5 Written questions
5 Matching questions
- Brown v. Board of Education of Topeka, KA (1954)
- Wesberry v. Sanders (1964)
- Clinton v. New York City (1997)
- Texas v. Johnson (1984)
- Gibbons v. Ogden (1824)
- a Flag burning is protected speech.
- b Reaffirmed the "one person, one vote" decision of the 1962 case of Baker v. Carr when redistricting for federal elections. Each congressional district must be approximately the same in constituent size.
- c Regulating interstate commerce is a power reserved to the federal government. Established the importance of Congress' Commerce Clause.

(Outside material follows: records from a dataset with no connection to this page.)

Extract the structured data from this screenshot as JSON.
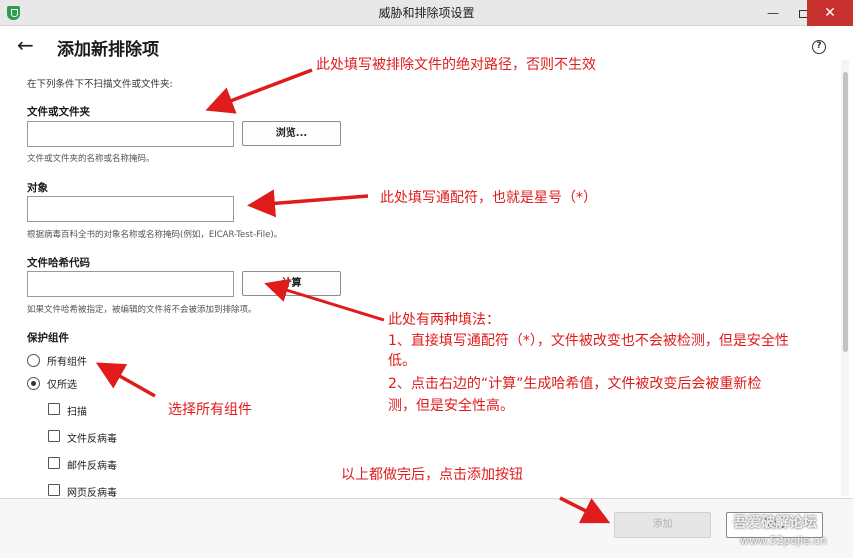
{
  "window": {
    "title": "威胁和排除项设置",
    "minimize_label": "—",
    "close_label": "✕"
  },
  "header": {
    "back_label": "←",
    "title": "添加新排除项",
    "help_label": "?"
  },
  "form": {
    "intro": "在下列条件下不扫描文件或文件夹:",
    "file_folder": {
      "label": "文件或文件夹",
      "value": "",
      "browse_label": "浏览...",
      "hint": "文件或文件夹的名称或名称掩码。"
    },
    "object": {
      "label": "对象",
      "value": "",
      "hint": "根据病毒百科全书的对象名称或名称掩码(例如，EICAR-Test-File)。"
    },
    "hash": {
      "label": "文件哈希代码",
      "value": "",
      "compute_label": "计算",
      "hint": "如果文件哈希被指定，被编辑的文件将不会被添加到排除项。"
    },
    "protection": {
      "label": "保护组件",
      "options": [
        {
          "label": "所有组件",
          "selected": false
        },
        {
          "label": "仅所选",
          "selected": true
        }
      ],
      "components": [
        {
          "label": "扫描",
          "checked": false
        },
        {
          "label": "文件反病毒",
          "checked": false
        },
        {
          "label": "邮件反病毒",
          "checked": false
        },
        {
          "label": "网页反病毒",
          "checked": false
        }
      ]
    }
  },
  "footer": {
    "add_label": "添加",
    "cancel_label": "取消"
  },
  "annotations": {
    "a1": "此处填写被排除文件的绝对路径，否则不生效",
    "a2": "此处填写通配符，也就是星号（*）",
    "a3_title": "此处有两种填法：",
    "a3_line1a": "1、直接填写通配符（*），文件被改变也不会被检测，但是安全性",
    "a3_line1b": "低。",
    "a3_line2a": "2、点击右边的“计算”生成哈希值，文件被改变后会被重新检",
    "a3_line2b": "测，但是安全性高。",
    "a4": "选择所有组件",
    "a5": "以上都做完后，点击添加按钮"
  },
  "watermark": {
    "line1": "吾爱破解论坛",
    "line2": "www.52pojie.cn"
  },
  "colors": {
    "annotation": "#e01b1b",
    "close_button": "#c7312e",
    "app_icon": "#2e9e4e"
  }
}
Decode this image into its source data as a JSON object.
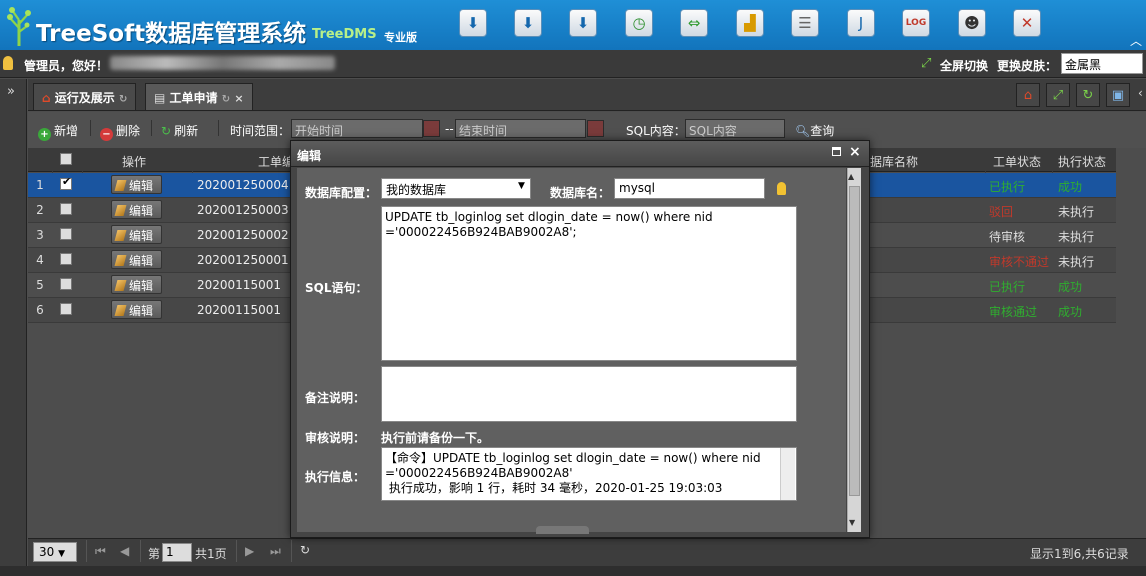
{
  "header": {
    "title": "TreeSoft数据库管理系统",
    "subtitle": "TreeDMS",
    "edition": "专业版",
    "toolbar_icons": [
      "db-import-icon",
      "db-export-icon",
      "db-sync-icon",
      "clock-icon",
      "swap-arrows-icon",
      "chart-icon",
      "database-icon",
      "java-icon",
      "log-icon",
      "user-icon",
      "tools-icon"
    ]
  },
  "userbar": {
    "greeting": "管理员，您好！",
    "fullscreen_label": "全屏切换",
    "skin_label": "更换皮肤：",
    "skin_value": "金属黑"
  },
  "tabs": [
    {
      "label": "运行及展示"
    },
    {
      "label": "工单申请"
    }
  ],
  "toolbar": {
    "add": "新增",
    "delete": "删除",
    "refresh": "刷新",
    "time_range_label": "时间范围：",
    "start_placeholder": "开始时间",
    "separator": "--",
    "end_placeholder": "结束时间",
    "sql_label": "SQL内容：",
    "sql_placeholder": "SQL内容",
    "query": "查询"
  },
  "grid": {
    "columns": [
      "操作",
      "工单编",
      "据库名称",
      "工单状态",
      "执行状态"
    ],
    "edit_label": "编辑",
    "rows": [
      {
        "num": "1",
        "order": "202001250004",
        "status": "已执行",
        "exec": "成功",
        "status_color": "#2fae2f",
        "exec_color": "#2fae2f"
      },
      {
        "num": "2",
        "order": "202001250003",
        "status": "驳回",
        "exec": "未执行",
        "status_color": "#c0392b",
        "exec_color": "#dddddd"
      },
      {
        "num": "3",
        "order": "202001250002",
        "status": "待审核",
        "exec": "未执行",
        "status_color": "#dddddd",
        "exec_color": "#dddddd"
      },
      {
        "num": "4",
        "order": "202001250001",
        "status": "审核不通过",
        "exec": "未执行",
        "status_color": "#c0392b",
        "exec_color": "#dddddd"
      },
      {
        "num": "5",
        "order": "20200115001",
        "status": "已执行",
        "exec": "成功",
        "status_color": "#2fae2f",
        "exec_color": "#2fae2f"
      },
      {
        "num": "6",
        "order": "20200115001",
        "status": "审核通过",
        "exec": "成功",
        "status_color": "#2fae2f",
        "exec_color": "#2fae2f"
      }
    ]
  },
  "pager": {
    "page_size": "30",
    "page_label": "第",
    "page_value": "1",
    "total_pages": "共1页",
    "summary": "显示1到6,共6记录"
  },
  "dialog": {
    "title": "编辑",
    "db_config_label": "数据库配置：",
    "db_config_value": "我的数据库",
    "db_name_label": "数据库名：",
    "db_name_value": "mysql",
    "sql_label": "SQL语句：",
    "sql_value": "UPDATE tb_loginlog set dlogin_date = now() where nid\n='000022456B924BAB9002A8';",
    "note_label": "备注说明：",
    "note_value": "",
    "audit_label": "审核说明：",
    "audit_value": "执行前请备份一下。",
    "exec_label": "执行信息：",
    "exec_value": "【命令】UPDATE tb_loginlog set dlogin_date = now() where nid\n='000022456B924BAB9002A8'\n 执行成功，影响 1 行，耗时 34 毫秒，2020-01-25 19:03:03"
  }
}
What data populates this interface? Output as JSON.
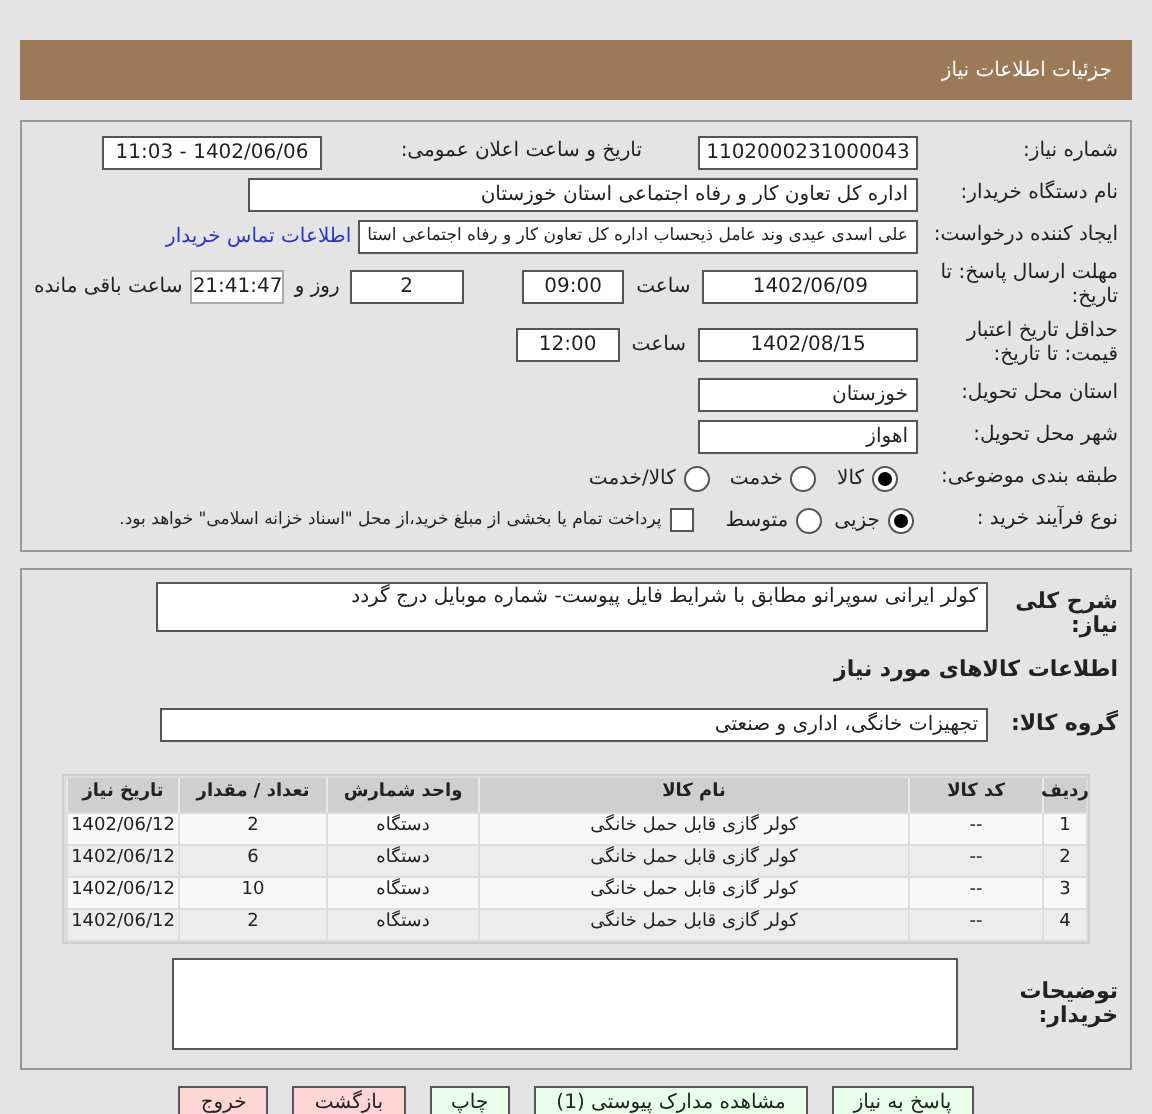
{
  "header": {
    "title": "جزئیات اطلاعات نیاز"
  },
  "need_number": {
    "label": "شماره نیاز:",
    "value": "1102000231000043"
  },
  "announce": {
    "label": "تاریخ و ساعت اعلان عمومی:",
    "value": "1402/06/06 - 11:03"
  },
  "buyer_org": {
    "label": "نام دستگاه خریدار:",
    "value": "اداره کل تعاون  کار و رفاه اجتماعی استان خوزستان"
  },
  "requester": {
    "label": "ایجاد کننده درخواست:",
    "value": "علی اسدی عیدی وند عامل ذیحساب اداره کل تعاون  کار و رفاه اجتماعی استا",
    "link": "اطلاعات تماس خریدار"
  },
  "deadline": {
    "label": "مهلت ارسال پاسخ: تا تاریخ:",
    "date": "1402/06/09",
    "time_label": "ساعت",
    "time": "09:00",
    "days": "2",
    "days_label": "روز و",
    "remaining": "21:41:47",
    "remaining_label": "ساعت باقی مانده"
  },
  "validity": {
    "label": "حداقل تاریخ اعتبار قیمت: تا تاریخ:",
    "date": "1402/08/15",
    "time_label": "ساعت",
    "time": "12:00"
  },
  "province": {
    "label": "استان محل تحویل:",
    "value": "خوزستان"
  },
  "city": {
    "label": "شهر محل تحویل:",
    "value": "اهواز"
  },
  "category": {
    "label": "طبقه بندی موضوعی:",
    "options": [
      {
        "label": "کالا",
        "selected": true
      },
      {
        "label": "خدمت",
        "selected": false
      },
      {
        "label": "کالا/خدمت",
        "selected": false
      }
    ]
  },
  "process": {
    "label": "نوع فرآیند خرید :",
    "options": [
      {
        "label": "جزیی",
        "selected": true
      },
      {
        "label": "متوسط",
        "selected": false
      }
    ],
    "treasury": {
      "label": "پرداخت تمام یا بخشی از مبلغ خرید،از محل \"اسناد خزانه اسلامی\" خواهد بود.",
      "checked": false
    }
  },
  "description": {
    "label": "شرح کلی نیاز:",
    "value": "کولر ایرانی سوپرانو مطابق با شرایط فایل پیوست- شماره موبایل درج گردد"
  },
  "goods_heading": "اطلاعات کالاهای مورد نیاز",
  "goods_group": {
    "label": "گروه کالا:",
    "value": "تجهیزات خانگی، اداری و صنعتی"
  },
  "table": {
    "columns": [
      "ردیف",
      "کد کالا",
      "نام کالا",
      "واحد شمارش",
      "تعداد / مقدار",
      "تاریخ نیاز"
    ],
    "rows": [
      [
        "1",
        "--",
        "کولر گازی قابل حمل خانگی",
        "دستگاه",
        "2",
        "1402/06/12"
      ],
      [
        "2",
        "--",
        "کولر گازی قابل حمل خانگی",
        "دستگاه",
        "6",
        "1402/06/12"
      ],
      [
        "3",
        "--",
        "کولر گازی قابل حمل خانگی",
        "دستگاه",
        "10",
        "1402/06/12"
      ],
      [
        "4",
        "--",
        "کولر گازی قابل حمل خانگی",
        "دستگاه",
        "2",
        "1402/06/12"
      ]
    ]
  },
  "buyer_notes": {
    "label": "توضیحات خریدار:"
  },
  "buttons": [
    {
      "label": "پاسخ به نیاز",
      "color": "#e8ffe8"
    },
    {
      "label": "مشاهده مدارک پیوستی (1)",
      "color": "#e8ffe8"
    },
    {
      "label": "چاپ",
      "color": "#e8ffe8"
    },
    {
      "label": "بازگشت",
      "color": "#ffd6d6"
    },
    {
      "label": "خروج",
      "color": "#ffd6d6"
    }
  ]
}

- d Segregation in SCHOOLS is a violation of the 14th amendment, because separate is inherently unequal. This was the beginning of the end for all forms of state-maintained racial separation.
- e Ruled that the law granting the president the line item-veto was unconstitutional.
5 Multiple choice questions
- Although not phrased as such in the ruling, this case established the "separate but equal" principle as being constitutional and in line with the 14th Amendment. It determined that segregation did not constitute unlawful discrimination.
- Federal law designed to prohibit "indecency" on the internet was unconstitutional.
- "Executive privilege" is not absolute and is subject to judicial review.
- The Bill of Rights was NOT applicable to the states (this was prior to the 14th Amendment and the subsequent incorporation doctrine).
- Death penalty is not "cruel and unusual punishment" in extreme cases such as murder.
5 True/False questions
Marbury v. Madison (1803) → This case established the Supreme Court's power of Judicial Review.
Smith v. Allright (1944) → The Sixth Amendment 's guarantee of counsel is a fundamental right, and through the Due Process Clause of the 14th Amendment, this made it applicable to states, which now had to provide an attorney if a defendant couldn't afford one.
Webster v. Reproductive Health Services (1987) → More leeway for states in regulation abortion, although it DID NOT overturn Roe v. Wade. Upholds MO law prohibiting abortion in public hospitals; shift in composition of court. (Later cases allow 24-hour waiting periods, parental consent for minors, etc.)
Kelo v. New London (2005) → Hand-counting in Florida was a violation of Equal Protection clause, made George W. Bush the winner of the 2000 election
Korematsu v. U.S. (1944) → Congress has the right to prohibit speech that causes a "clear and present danger." During wartime, utterances tolerable in peacetime can be punished.